I was recently asked to take part in a Pensions Expert podcast on the Financial Advice Market Review (FAMR) and in particular one of the FAMR’s recommendations in its final report that the FCA and the Pensions Regulator should develop and promote a new factsheet to set out what help employers and trustees can provide on financial matters, without being subject to regulation.

This has always been a tricky area for trustees, who on one hand want to see the best member outcomes possible, and on the other hand are wary of straying into the regulated area of giving advice (which they can’t do).

Trustees should be aware through their knowledge and understanding requirements, and in working with their own advisers, that there is a very clear line between advice and guidance and one that should not be crossed. Trustees are obliged to provide specific information to members and have a general duty to ensure that members have all the information they need to make an informed decision. The Trustees, and the Employer, are generally the points of contact for members so it is understandable that members would look to them for support . However, as Trustees, we have to be careful. Whilst it is understandable that Trustees want to support members in making sometimes difficult choices in relation to their pension, there is that fine line between guidance and advice.

Advice is based on the facts, but goes further and becomes an opinion, a direction or a recommendation about what the member should do based on applying specific expertise to the facts. Giving advice is a serious business that requires the application of experience, qualifications and is backed by a professional code – oh and FCA regulation as well. Advisers have to take responsibility for what they advise. If a member makes a decision based on information provided by the Trustees, or their Employer, and that information is inaccurate or opinion based, the member could have grounds for complaint and possibly, if financially worse off, compensation. That is what would happen if a regulated adviser gets it wrong
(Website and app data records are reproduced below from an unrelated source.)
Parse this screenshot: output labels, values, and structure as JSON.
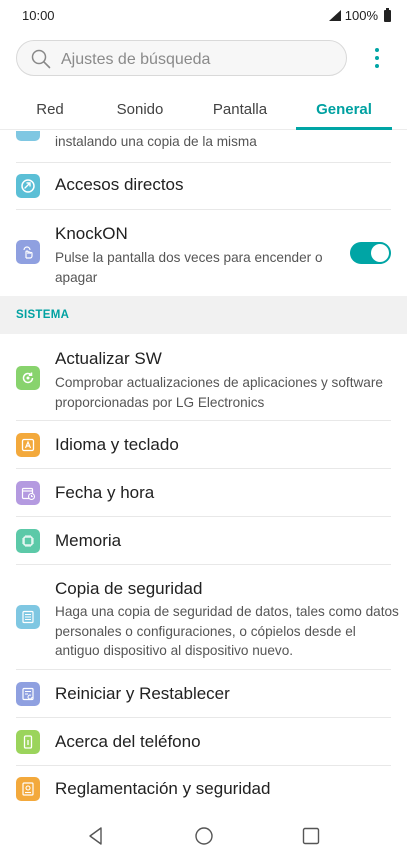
{
  "status": {
    "time": "10:00",
    "battery": "100%"
  },
  "search": {
    "placeholder": "Ajustes de búsqueda"
  },
  "tabs": [
    {
      "label": "Red"
    },
    {
      "label": "Sonido"
    },
    {
      "label": "Pantalla"
    },
    {
      "label": "General",
      "active": true
    }
  ],
  "items": {
    "partial": {
      "subtitle": "instalando una copia de la misma"
    },
    "shortcuts": {
      "title": "Accesos directos"
    },
    "knockon": {
      "title": "KnockON",
      "subtitle": "Pulse la pantalla dos veces para encender o apagar",
      "toggle_on": true
    },
    "section": {
      "label": "SISTEMA"
    },
    "update": {
      "title": "Actualizar SW",
      "subtitle": "Comprobar actualizaciones de aplicaciones y software proporcionadas por LG Electronics"
    },
    "language": {
      "title": "Idioma y teclado"
    },
    "datetime": {
      "title": "Fecha y hora"
    },
    "memory": {
      "title": "Memoria"
    },
    "backup": {
      "title": "Copia de seguridad",
      "subtitle": "Haga una copia de seguridad de datos, tales como datos personales o configuraciones, o cópielos desde el antiguo dispositivo al dispositivo nuevo."
    },
    "reset": {
      "title": "Reiniciar y Restablecer"
    },
    "about": {
      "title": "Acerca del teléfono"
    },
    "regulatory": {
      "title": "Reglamentación y seguridad"
    }
  },
  "icons": {
    "shortcuts": "circle-arrow-icon",
    "knockon": "hand-tap-icon",
    "update": "refresh-icon",
    "language": "keyboard-letter-icon",
    "datetime": "calendar-clock-icon",
    "memory": "chip-icon",
    "backup": "backup-list-icon",
    "reset": "reset-icon",
    "about": "phone-info-icon",
    "regulatory": "document-seal-icon"
  },
  "colors": {
    "accent": "#00a5a5",
    "icon_teal": "#5bbfd6",
    "icon_periwinkle": "#8fa0e0",
    "icon_green": "#88d36d",
    "icon_orange": "#f3a93c",
    "icon_purple": "#b49ae0",
    "icon_mint": "#5cc9a8",
    "icon_sky": "#7fc7e2",
    "icon_lime": "#9bd45c"
  }
}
So, you can see there is a disconnect between what trustees may want to do, and risk of crossing a line.

Trustees want to be comfortable in giving information and empowering choice. We would like to have no concerns in providing as much information as practical to the member. Support for trustees to help us understand how we can inform gives the Trustee comfort that we can do all that we can to help and empower members to reach the best outcomes. Trustees should not be afraid to educate and inform, but to also flag the importance of regulated advice.

This is where the FAMR recommendation can help. There is a place for guidance to fill the gap between full advice and the prospect of members taking action completely uninformed. As trustees we would like to help bridge that gap and certainly clear guidelines and a uniform approach to guidance from factsheets would be welcomed, and would lead to less confusion and crossing of lines between guidance and advice, albeit accidentally.

Are the FAMR recommendations a perfect solution to the advice/guidance minefield? No they’re not. There is more that needs to be done, especially around delivery and engagement with members. But it is a start, a good start and one that trustees should not be afraid to engage with themselves and embrace.